Dance traditions at biggest European festivals

The pandemic has done irreversible damage in terms of the lives it claimed, financial losses,

as well as stress, anxiety, and loneliness caused by social distancing. We are inherently social beings and we live and thrive off of each other’s company. In these kinds of times, it is nice to look back and remember the fun things that we used to do before the pandemic. Going to festivals, for example. The biggest festivals brought together millions of people. It was a truly blessed time when we didn’t have to worry about social distancing, but just enjoy the majestic parades, the delicious food, and awe-striking performances. Dance performances are a significant part of most festivals and there are countless festivals dedicated specifically to dance. When the pandemic is over, here are the top festivals that we’re excited to go to in order to watch dance performances and also engage in some fun dancing activities.

St. Patrick’s Day

St. Patrick’s Day is the celebration that every Irish person is excitedly looking forward two. It’s a celebration dedicated to the patron saint of Ireland. Dublin’s St. Patrick’s Festival is the most large-scale celebration and a major tourist attraction, but St. Patrick’s Day parades take place wherever there is an Irish diaspora. On this occasion, people are wearing green, watching the parades, enjoying the traditional food, music, and of course, the dance performances. Thousands of dancers delight the spectators with skillful and unique dance performances. The traditional Irish dance has become as essential to this celebration as the shamrock, leprechaun, or Guinness beer are. There’s even a nice tradition for some amateur dancers to learn a St. Patrick’s Day trade set dance to impress their family and friends. If you also want to impress your loved one next year, better start looking for Irish dance shoes and start learning the dance!


Oktoberfest is the world’s largest beer fest and it has been held since 1810 in Munich. It’s an important part of Bavarian culture. There’s much more to this festival than beer, although that’s certainly one of the best parts. It is traditionally celebrated in late September for 16-18 days and it gathers millions of people annually. Apart from beer, food, and music, there are also costumed parades and thousands of dancers who perform for the public. You can see polka dance performances and also the Schuhplattler dance, which is a folk dance popular in Bavaria. But there’s another interesting tradition at Oktoberfest, and that is the chicken dance. This is a dance in which people imitate chicken beaks with their hands and wiggle back and forth faster and faster in tempo with the Der Ententanz song. It’s a really fun activity to do, especially after a couple of good beers.

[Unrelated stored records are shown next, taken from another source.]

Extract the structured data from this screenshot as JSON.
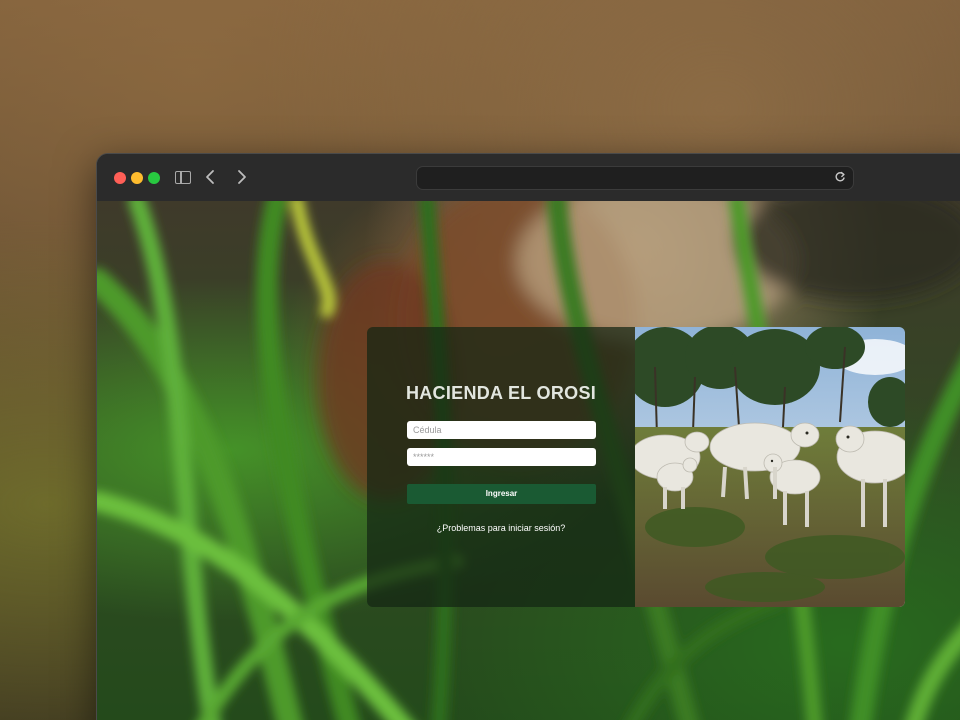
{
  "browser": {
    "address": "",
    "icons": {
      "sidebar": "sidebar-icon",
      "back": "chevron-left-icon",
      "forward": "chevron-right-icon",
      "reload": "reload-icon"
    }
  },
  "login": {
    "title": "HACIENDA EL OROSI",
    "cedula_placeholder": "Cédula",
    "password_placeholder": "******",
    "submit_label": "Ingresar",
    "help_link": "¿Problemas para iniciar sesión?"
  },
  "colors": {
    "submit_button": "#1a5a33",
    "panel_bg": "rgba(20,38,20,0.72)",
    "title": "#e2e6df"
  }
}
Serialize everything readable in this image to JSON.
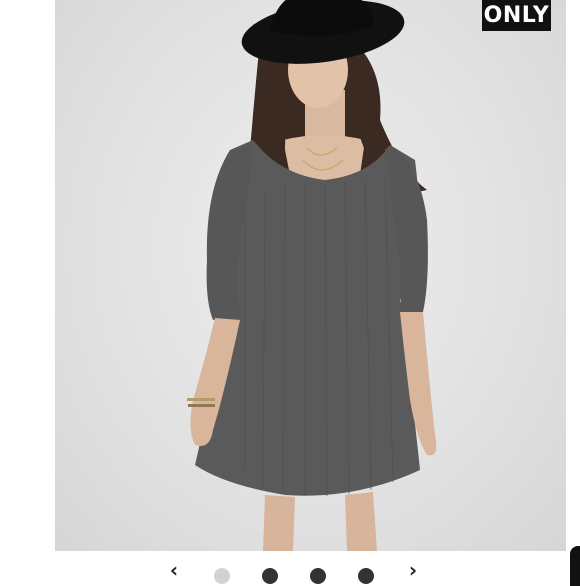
{
  "badge": {
    "label": "ONLY"
  },
  "photo": {
    "subject": "model-in-gray-dress",
    "dress_color": "#5a5a5a",
    "hat_color": "#111111",
    "background_color": "#e6e6e6"
  },
  "carousel": {
    "prev_icon": "chevron-left-icon",
    "next_icon": "chevron-right-icon",
    "prev_glyph": "‹",
    "next_glyph": "›",
    "dot_count": 4,
    "active_index": 1,
    "active_color": "#d2d2d2",
    "inactive_color": "#333333"
  }
}
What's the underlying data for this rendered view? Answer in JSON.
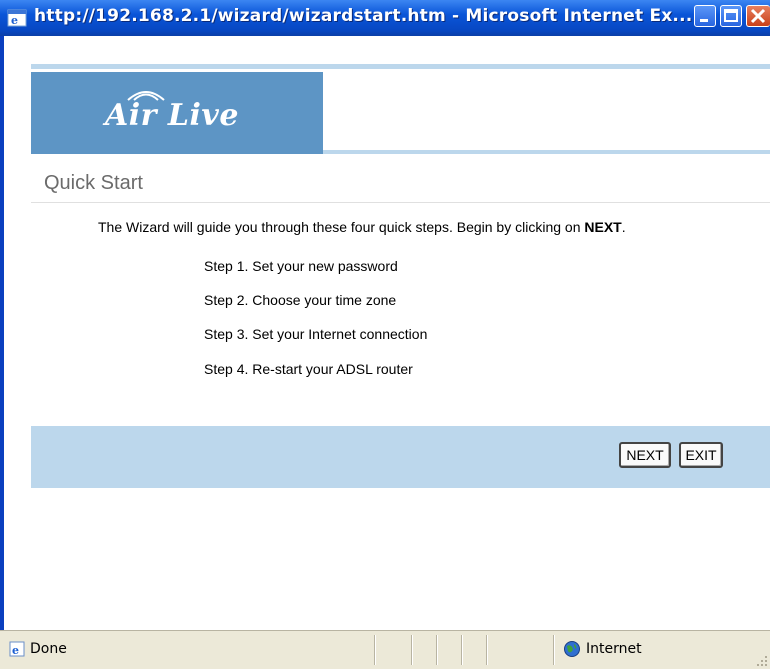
{
  "window": {
    "title": "http://192.168.2.1/wizard/wizardstart.htm - Microsoft Internet Ex...",
    "title_color": "#0a55d8"
  },
  "header": {
    "logo_text": "Air Live",
    "brand_color": "#5d95c5",
    "accent_color": "#bcd7ec"
  },
  "page": {
    "title": "Quick Start",
    "intro_prefix": "The Wizard will guide you through these four quick steps. Begin by clicking on ",
    "intro_bold": "NEXT",
    "intro_suffix": ".",
    "steps": [
      "Step 1. Set your new password",
      "Step 2. Choose your time zone",
      "Step 3. Set your Internet connection",
      "Step 4. Re-start your ADSL router"
    ]
  },
  "buttons": {
    "next_label": "NEXT",
    "exit_label": "EXIT"
  },
  "statusbar": {
    "status_text": "Done",
    "zone_text": "Internet"
  },
  "icons": {
    "title_icon": "ie-icon",
    "status_icon": "page-done-icon",
    "zone_icon": "globe-icon"
  }
}
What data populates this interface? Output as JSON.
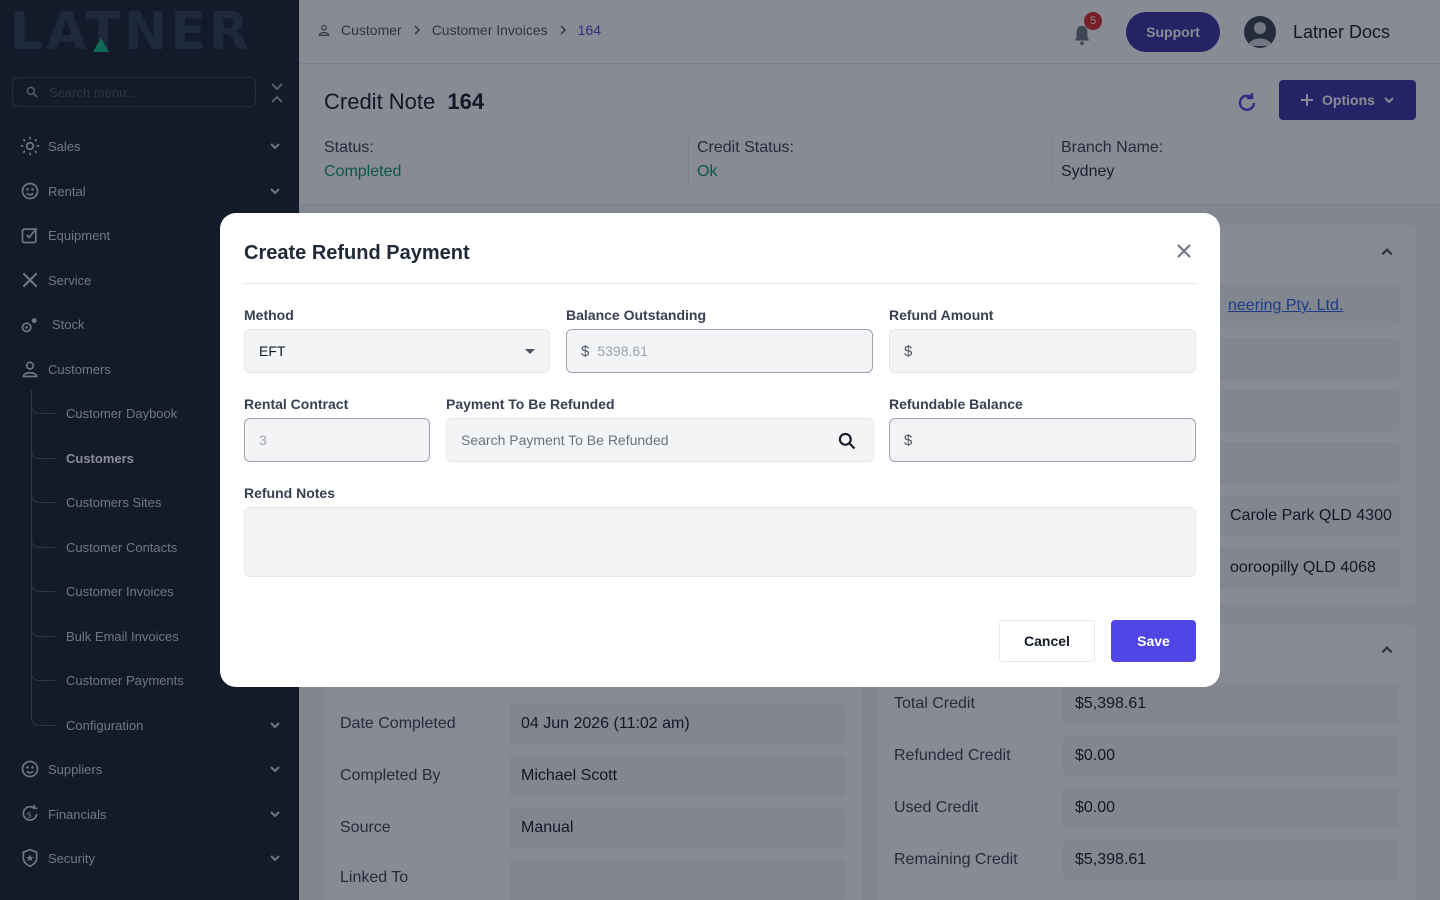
{
  "app": {
    "logo_text": "LATNER"
  },
  "sidebar": {
    "search_placeholder": "Search menu...",
    "items": [
      {
        "label": "Sales",
        "icon": "sun-icon"
      },
      {
        "label": "Rental",
        "icon": "rental-icon"
      },
      {
        "label": "Equipment",
        "icon": "equipment-icon"
      },
      {
        "label": "Service",
        "icon": "tools-icon"
      },
      {
        "label": "Stock",
        "icon": "stock-icon"
      },
      {
        "label": "Customers",
        "icon": "user-icon"
      },
      {
        "label": "Suppliers",
        "icon": "suppliers-icon"
      },
      {
        "label": "Financials",
        "icon": "financials-icon"
      },
      {
        "label": "Security",
        "icon": "shield-icon"
      }
    ],
    "customer_subitems": [
      "Customer Daybook",
      "Customers",
      "Customers Sites",
      "Customer Contacts",
      "Customer Invoices",
      "Bulk Email Invoices",
      "Customer Payments",
      "Configuration"
    ]
  },
  "topbar": {
    "breadcrumb": [
      "Customer",
      "Customer Invoices",
      "164"
    ],
    "notification_count": "5",
    "support_label": "Support",
    "user_name": "Latner Docs"
  },
  "page": {
    "title_prefix": "Credit Note",
    "title_number": "164",
    "options_label": "Options",
    "status_label": "Status:",
    "status_value": "Completed",
    "credit_status_label": "Credit Status:",
    "credit_status_value": "Ok",
    "branch_label": "Branch Name:",
    "branch_value": "Sydney"
  },
  "background": {
    "customer_link_partial": "neering Pty. Ltd.",
    "address_1_partial": "Carole Park QLD 4300",
    "address_2_partial": "ooroopilly QLD 4068",
    "date_completed_label": "Date Completed",
    "date_completed_value": "04 Jun 2026 (11:02 am)",
    "completed_by_label": "Completed By",
    "completed_by_value": "Michael Scott",
    "source_label": "Source",
    "source_value": "Manual",
    "linked_to_label": "Linked To",
    "total_credit_label": "Total Credit",
    "total_credit_value": "$5,398.61",
    "refunded_credit_label": "Refunded Credit",
    "refunded_credit_value": "$0.00",
    "used_credit_label": "Used Credit",
    "used_credit_value": "$0.00",
    "remaining_credit_label": "Remaining Credit",
    "remaining_credit_value": "$5,398.61"
  },
  "modal": {
    "title": "Create Refund Payment",
    "method_label": "Method",
    "method_value": "EFT",
    "balance_label": "Balance Outstanding",
    "currency_symbol": "$",
    "balance_value": "5398.61",
    "refund_amount_label": "Refund Amount",
    "rental_contract_label": "Rental Contract",
    "rental_contract_value": "3",
    "payment_label": "Payment To Be Refunded",
    "payment_placeholder": "Search Payment To Be Refunded",
    "refundable_label": "Refundable Balance",
    "notes_label": "Refund Notes",
    "cancel_label": "Cancel",
    "save_label": "Save"
  }
}
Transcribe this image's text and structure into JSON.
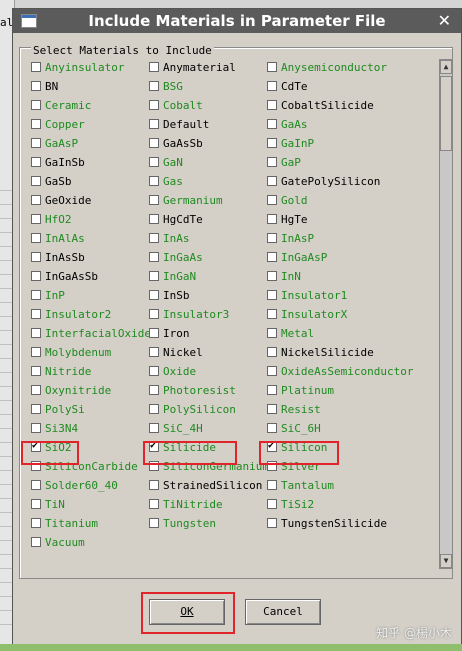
{
  "background": {
    "label": "al"
  },
  "dialog": {
    "title": "Include Materials in Parameter File",
    "group_label": "Select Materials to Include",
    "ok_label": "OK",
    "cancel_label": "Cancel"
  },
  "colors": {
    "green_text": "#1f8a1f",
    "black_text": "#000000",
    "highlight": "#e0242a"
  },
  "watermark": "知乎 @楊小木",
  "materials": [
    [
      {
        "name": "Anyinsulator",
        "color": "green",
        "checked": false
      },
      {
        "name": "BN",
        "color": "black",
        "checked": false
      },
      {
        "name": "Ceramic",
        "color": "green",
        "checked": false
      },
      {
        "name": "Copper",
        "color": "green",
        "checked": false
      },
      {
        "name": "GaAsP",
        "color": "green",
        "checked": false
      },
      {
        "name": "GaInSb",
        "color": "black",
        "checked": false
      },
      {
        "name": "GaSb",
        "color": "black",
        "checked": false
      },
      {
        "name": "GeOxide",
        "color": "black",
        "checked": false
      },
      {
        "name": "HfO2",
        "color": "green",
        "checked": false
      },
      {
        "name": "InAlAs",
        "color": "green",
        "checked": false
      },
      {
        "name": "InAsSb",
        "color": "black",
        "checked": false
      },
      {
        "name": "InGaAsSb",
        "color": "black",
        "checked": false
      },
      {
        "name": "InP",
        "color": "green",
        "checked": false
      },
      {
        "name": "Insulator2",
        "color": "green",
        "checked": false
      },
      {
        "name": "InterfacialOxide",
        "color": "green",
        "checked": false
      },
      {
        "name": "Molybdenum",
        "color": "green",
        "checked": false
      },
      {
        "name": "Nitride",
        "color": "green",
        "checked": false
      },
      {
        "name": "Oxynitride",
        "color": "green",
        "checked": false
      },
      {
        "name": "PolySi",
        "color": "green",
        "checked": false
      },
      {
        "name": "Si3N4",
        "color": "green",
        "checked": false
      },
      {
        "name": "SiO2",
        "color": "green",
        "checked": true
      },
      {
        "name": "SiliconCarbide",
        "color": "green",
        "checked": false
      },
      {
        "name": "Solder60_40",
        "color": "green",
        "checked": false
      },
      {
        "name": "TiN",
        "color": "green",
        "checked": false
      },
      {
        "name": "Titanium",
        "color": "green",
        "checked": false
      },
      {
        "name": "Vacuum",
        "color": "green",
        "checked": false
      }
    ],
    [
      {
        "name": "Anymaterial",
        "color": "black",
        "checked": false
      },
      {
        "name": "BSG",
        "color": "green",
        "checked": false
      },
      {
        "name": "Cobalt",
        "color": "green",
        "checked": false
      },
      {
        "name": "Default",
        "color": "black",
        "checked": false
      },
      {
        "name": "GaAsSb",
        "color": "black",
        "checked": false
      },
      {
        "name": "GaN",
        "color": "green",
        "checked": false
      },
      {
        "name": "Gas",
        "color": "green",
        "checked": false
      },
      {
        "name": "Germanium",
        "color": "green",
        "checked": false
      },
      {
        "name": "HgCdTe",
        "color": "black",
        "checked": false
      },
      {
        "name": "InAs",
        "color": "green",
        "checked": false
      },
      {
        "name": "InGaAs",
        "color": "green",
        "checked": false
      },
      {
        "name": "InGaN",
        "color": "green",
        "checked": false
      },
      {
        "name": "InSb",
        "color": "black",
        "checked": false
      },
      {
        "name": "Insulator3",
        "color": "green",
        "checked": false
      },
      {
        "name": "Iron",
        "color": "black",
        "checked": false
      },
      {
        "name": "Nickel",
        "color": "black",
        "checked": false
      },
      {
        "name": "Oxide",
        "color": "green",
        "checked": false
      },
      {
        "name": "Photoresist",
        "color": "green",
        "checked": false
      },
      {
        "name": "PolySilicon",
        "color": "green",
        "checked": false
      },
      {
        "name": "SiC_4H",
        "color": "green",
        "checked": false
      },
      {
        "name": "Silicide",
        "color": "green",
        "checked": true
      },
      {
        "name": "SiliconGermanium",
        "color": "green",
        "checked": false
      },
      {
        "name": "StrainedSilicon",
        "color": "black",
        "checked": false
      },
      {
        "name": "TiNitride",
        "color": "green",
        "checked": false
      },
      {
        "name": "Tungsten",
        "color": "green",
        "checked": false
      }
    ],
    [
      {
        "name": "Anysemiconductor",
        "color": "green",
        "checked": false
      },
      {
        "name": "CdTe",
        "color": "black",
        "checked": false
      },
      {
        "name": "CobaltSilicide",
        "color": "black",
        "checked": false
      },
      {
        "name": "GaAs",
        "color": "green",
        "checked": false
      },
      {
        "name": "GaInP",
        "color": "green",
        "checked": false
      },
      {
        "name": "GaP",
        "color": "green",
        "checked": false
      },
      {
        "name": "GatePolySilicon",
        "color": "black",
        "checked": false
      },
      {
        "name": "Gold",
        "color": "green",
        "checked": false
      },
      {
        "name": "HgTe",
        "color": "black",
        "checked": false
      },
      {
        "name": "InAsP",
        "color": "green",
        "checked": false
      },
      {
        "name": "InGaAsP",
        "color": "green",
        "checked": false
      },
      {
        "name": "InN",
        "color": "green",
        "checked": false
      },
      {
        "name": "Insulator1",
        "color": "green",
        "checked": false
      },
      {
        "name": "InsulatorX",
        "color": "green",
        "checked": false
      },
      {
        "name": "Metal",
        "color": "green",
        "checked": false
      },
      {
        "name": "NickelSilicide",
        "color": "black",
        "checked": false
      },
      {
        "name": "OxideAsSemiconductor",
        "color": "green",
        "checked": false
      },
      {
        "name": "Platinum",
        "color": "green",
        "checked": false
      },
      {
        "name": "Resist",
        "color": "green",
        "checked": false
      },
      {
        "name": "SiC_6H",
        "color": "green",
        "checked": false
      },
      {
        "name": "Silicon",
        "color": "green",
        "checked": true
      },
      {
        "name": "Silver",
        "color": "green",
        "checked": false
      },
      {
        "name": "Tantalum",
        "color": "green",
        "checked": false
      },
      {
        "name": "TiSi2",
        "color": "green",
        "checked": false
      },
      {
        "name": "TungstenSilicide",
        "color": "black",
        "checked": false
      }
    ]
  ]
}
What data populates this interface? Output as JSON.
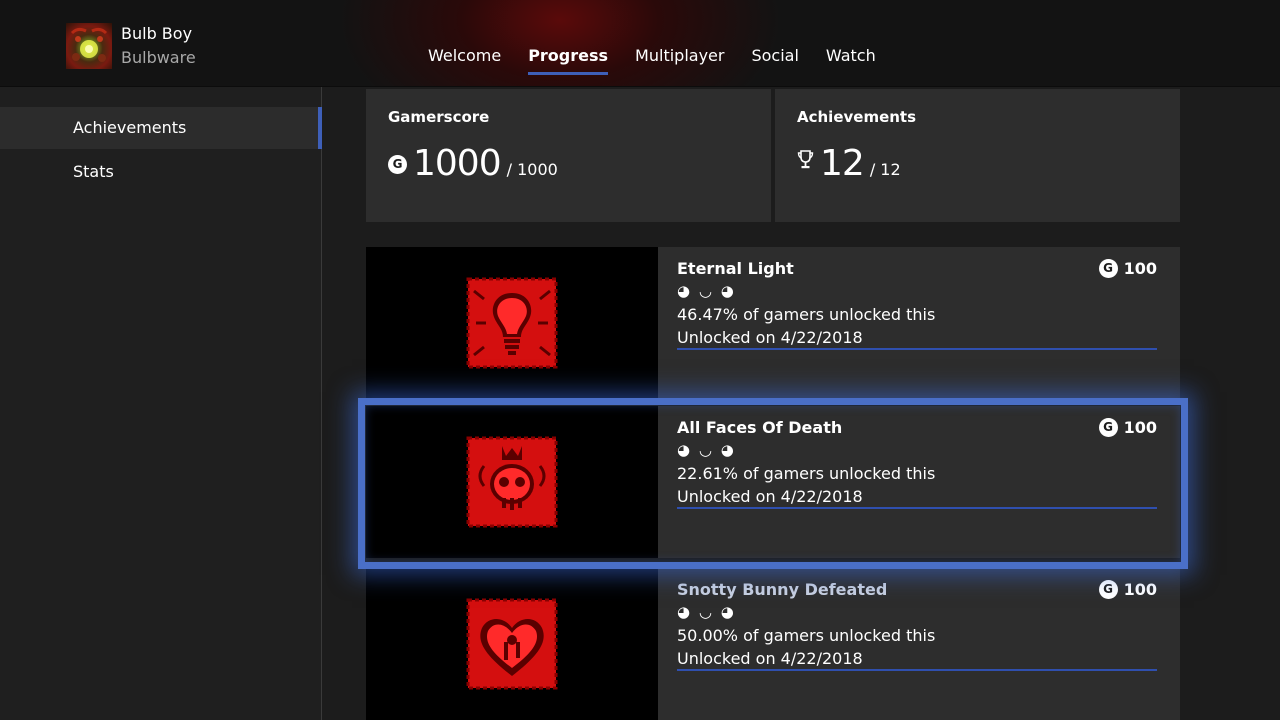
{
  "header": {
    "game_title": "Bulb Boy",
    "publisher": "Bulbware",
    "tabs": [
      {
        "label": "Welcome"
      },
      {
        "label": "Progress",
        "active": true
      },
      {
        "label": "Multiplayer"
      },
      {
        "label": "Social"
      },
      {
        "label": "Watch"
      }
    ]
  },
  "sidebar": {
    "items": [
      {
        "label": "Achievements",
        "selected": true
      },
      {
        "label": "Stats"
      }
    ]
  },
  "gamerscore": {
    "title": "Gamerscore",
    "icon": "G",
    "value": "1000",
    "total": "/ 1000"
  },
  "achievements_summary": {
    "title": "Achievements",
    "value": "12",
    "total": "/ 12"
  },
  "achievements": [
    {
      "name": "Eternal Light",
      "points": "100",
      "faces": "◕ ◡ ◕",
      "percent": "46.47% of gamers unlocked this",
      "unlocked": "Unlocked on 4/22/2018",
      "icon": "lightbulb-icon",
      "progress": 1.0
    },
    {
      "name": "All Faces Of Death",
      "points": "100",
      "faces": "◕ ◡ ◕",
      "percent": "22.61% of gamers unlocked this",
      "unlocked": "Unlocked on 4/22/2018",
      "icon": "skull-crown-icon",
      "progress": 1.0,
      "focused": true
    },
    {
      "name": "Snotty Bunny Defeated",
      "points": "100",
      "faces": "◕ ◡ ◕",
      "percent": "50.00% of gamers unlocked this",
      "unlocked": "Unlocked on 4/22/2018",
      "icon": "heart-splat-icon",
      "progress": 1.0
    }
  ],
  "colors": {
    "accent": "#3e5fb8",
    "focus": "#4a6fc8",
    "icon_red": "#e01010"
  }
}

Edinburgh Festival Fringe

The Edinburgh Festival Fringe has been voted number 1 on the list of must-do experiences in the UK by the users of Lonely Planet in 2019. It is so loved by locals and tourists because it has everything: music, theater, cabaret, exhibitions, comedy, dance, and so much more. For art enthusiasts, this is an amazing show because it is the largest arts festival in Europe and quite possibly the world. If you especially love theatrical dance performances, which are a tradition for this festival, then this is certainly one of the festivals that you need to go to at least once in your life!